| RECORDS SHOWN |
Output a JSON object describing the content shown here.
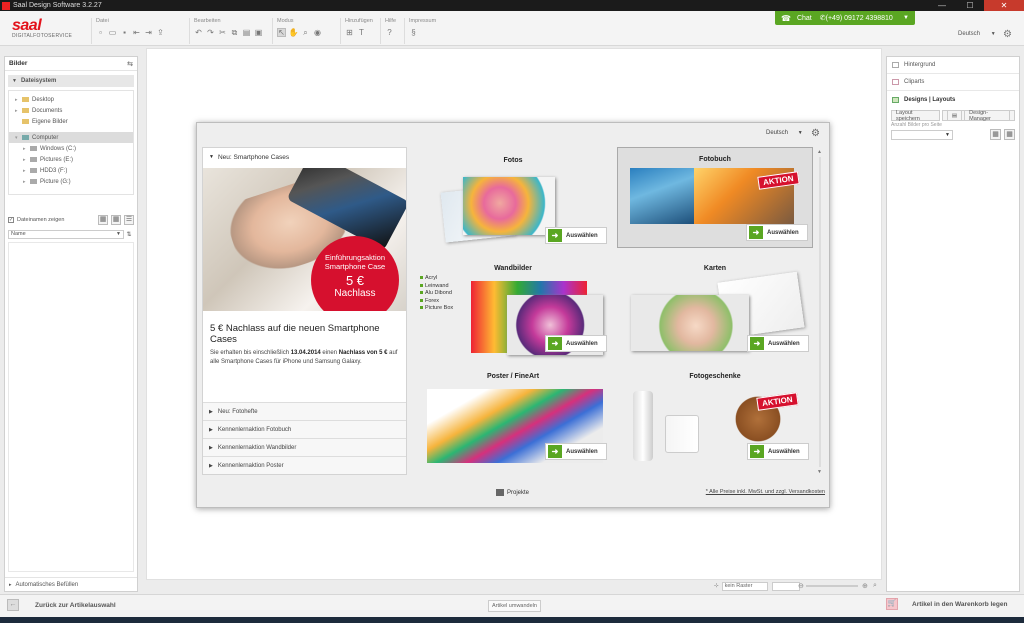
{
  "window": {
    "title": "Saal Design Software 3.2.27",
    "controls": [
      "—",
      "☐",
      "✕"
    ]
  },
  "logo": {
    "brand": "saal",
    "sub": "DIGITALFOTOSERVICE"
  },
  "toolbar": {
    "groups": [
      {
        "label": "Datei"
      },
      {
        "label": "Bearbeiten"
      },
      {
        "label": "Modus"
      },
      {
        "label": "Hinzufügen"
      },
      {
        "label": "Hilfe"
      },
      {
        "label": "Impressum"
      }
    ],
    "chat_label": "Chat",
    "phone": "(+49) 09172 4398810",
    "language": "Deutsch"
  },
  "left_panel": {
    "title": "Bilder",
    "section": "Dateisystem",
    "tree": [
      {
        "label": "Desktop",
        "type": "folder"
      },
      {
        "label": "Documents",
        "type": "folder"
      },
      {
        "label": "Eigene Bilder",
        "type": "folder"
      },
      {
        "label": "Computer",
        "type": "computer"
      },
      {
        "label": "Windows (C:)",
        "type": "drive"
      },
      {
        "label": "Pictures (E:)",
        "type": "drive"
      },
      {
        "label": "HDD3 (F:)",
        "type": "drive"
      },
      {
        "label": "Picture (G:)",
        "type": "drive"
      }
    ],
    "show_names_label": "Dateinamen zeigen",
    "sort_label": "Name",
    "footer": "Automatisches Befüllen"
  },
  "right_panel": {
    "items": [
      "Hintergrund",
      "Cliparts",
      "Designs | Layouts"
    ],
    "save_layout": "Layout speichern",
    "design_manager": "Design-Manager",
    "count_label": "Anzahl Bilder pro Seite"
  },
  "workspace": {
    "raster_label": "kein Raster"
  },
  "dialog": {
    "language": "Deutsch",
    "promo": {
      "header": "Neu: Smartphone Cases",
      "badge_line1": "Einführungsaktion",
      "badge_line2": "Smartphone Case",
      "badge_price": "5 €",
      "badge_line3": "Nachlass",
      "headline": "5 € Nachlass auf die neuen Smartphone Cases",
      "text_1": "Sie erhalten bis einschließlich ",
      "text_date": "13.04.2014",
      "text_2": " einen ",
      "text_bold": "Nachlass von 5 €",
      "text_3": " auf alle Smartphone Cases für iPhone und Samsung Galaxy.",
      "accordion": [
        "Neu: Fotohefte",
        "Kennenlernaktion Fotobuch",
        "Kennenlernaktion Wandbilder",
        "Kennenlernaktion Poster"
      ]
    },
    "products": [
      {
        "title": "Fotos",
        "button": "Auswählen"
      },
      {
        "title": "Fotobuch",
        "button": "Auswählen",
        "badge": "AKTION"
      },
      {
        "title": "Wandbilder",
        "button": "Auswählen",
        "features": [
          "Acryl",
          "Leinwand",
          "Alu Dibond",
          "Forex",
          "Picture Box"
        ]
      },
      {
        "title": "Karten",
        "button": "Auswählen"
      },
      {
        "title": "Poster / FineArt",
        "button": "Auswählen"
      },
      {
        "title": "Fotogeschenke",
        "button": "Auswählen",
        "badge": "AKTION"
      }
    ],
    "projects_label": "Projekte",
    "prices_note": "* Alle Preise inkl. MwSt. und zzgl. Versandkosten"
  },
  "bottom_bar": {
    "back": "Zurück zur Artikelauswahl",
    "convert": "Artikel umwandeln",
    "cart": "Artikel in den Warenkorb legen"
  },
  "colors": {
    "accent_green": "#5aa622",
    "brand_red": "#e3121b",
    "badge_red": "#d6102e"
  }
}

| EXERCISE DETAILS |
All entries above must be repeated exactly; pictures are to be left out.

| SOLVED EXERCISE |
Output a JSON object describing the content shown here.
{
  "window": {
    "title": "Saal Design Software 3.2.27",
    "controls": [
      "—",
      "☐",
      "✕"
    ]
  },
  "logo": {
    "brand": "saal",
    "sub": "DIGITALFOTOSERVICE"
  },
  "toolbar": {
    "groups": [
      {
        "label": "Datei"
      },
      {
        "label": "Bearbeiten"
      },
      {
        "label": "Modus"
      },
      {
        "label": "Hinzufügen"
      },
      {
        "label": "Hilfe"
      },
      {
        "label": "Impressum"
      }
    ],
    "chat_label": "Chat",
    "phone": "(+49) 09172 4398810",
    "language": "Deutsch"
  },
  "left_panel": {
    "title": "Bilder",
    "section": "Dateisystem",
    "tree": [
      {
        "label": "Desktop",
        "type": "folder"
      },
      {
        "label": "Documents",
        "type": "folder"
      },
      {
        "label": "Eigene Bilder",
        "type": "folder"
      },
      {
        "label": "Computer",
        "type": "computer"
      },
      {
        "label": "Windows (C:)",
        "type": "drive"
      },
      {
        "label": "Pictures (E:)",
        "type": "drive"
      },
      {
        "label": "HDD3 (F:)",
        "type": "drive"
      },
      {
        "label": "Picture (G:)",
        "type": "drive"
      }
    ],
    "show_names_label": "Dateinamen zeigen",
    "sort_label": "Name",
    "footer": "Automatisches Befüllen"
  },
  "right_panel": {
    "items": [
      "Hintergrund",
      "Cliparts",
      "Designs | Layouts"
    ],
    "save_layout": "Layout speichern",
    "design_manager": "Design-Manager",
    "count_label": "Anzahl Bilder pro Seite"
  },
  "workspace": {
    "raster_label": "kein Raster"
  },
  "dialog": {
    "language": "Deutsch",
    "promo": {
      "header": "Neu: Smartphone Cases",
      "badge_line1": "Einführungsaktion",
      "badge_line2": "Smartphone Case",
      "badge_price": "5 €",
      "badge_line3": "Nachlass",
      "headline": "5 € Nachlass auf die neuen Smartphone Cases",
      "text_1": "Sie erhalten bis einschließlich ",
      "text_date": "13.04.2014",
      "text_2": " einen ",
      "text_bold": "Nachlass von 5 €",
      "text_3": " auf alle Smartphone Cases für iPhone und Samsung Galaxy.",
      "accordion": [
        "Neu: Fotohefte",
        "Kennenlernaktion Fotobuch",
        "Kennenlernaktion Wandbilder",
        "Kennenlernaktion Poster"
      ]
    },
    "products": [
      {
        "title": "Fotos",
        "button": "Auswählen"
      },
      {
        "title": "Fotobuch",
        "button": "Auswählen",
        "badge": "AKTION"
      },
      {
        "title": "Wandbilder",
        "button": "Auswählen",
        "features": [
          "Acryl",
          "Leinwand",
          "Alu Dibond",
          "Forex",
          "Picture Box"
        ]
      },
      {
        "title": "Karten",
        "button": "Auswählen"
      },
      {
        "title": "Poster / FineArt",
        "button": "Auswählen"
      },
      {
        "title": "Fotogeschenke",
        "button": "Auswählen",
        "badge": "AKTION"
      }
    ],
    "projects_label": "Projekte",
    "prices_note": "* Alle Preise inkl. MwSt. und zzgl. Versandkosten"
  },
  "bottom_bar": {
    "back": "Zurück zur Artikelauswahl",
    "convert": "Artikel umwandeln",
    "cart": "Artikel in den Warenkorb legen"
  },
  "colors": {
    "accent_green": "#5aa622",
    "brand_red": "#e3121b",
    "badge_red": "#d6102e"
  }
}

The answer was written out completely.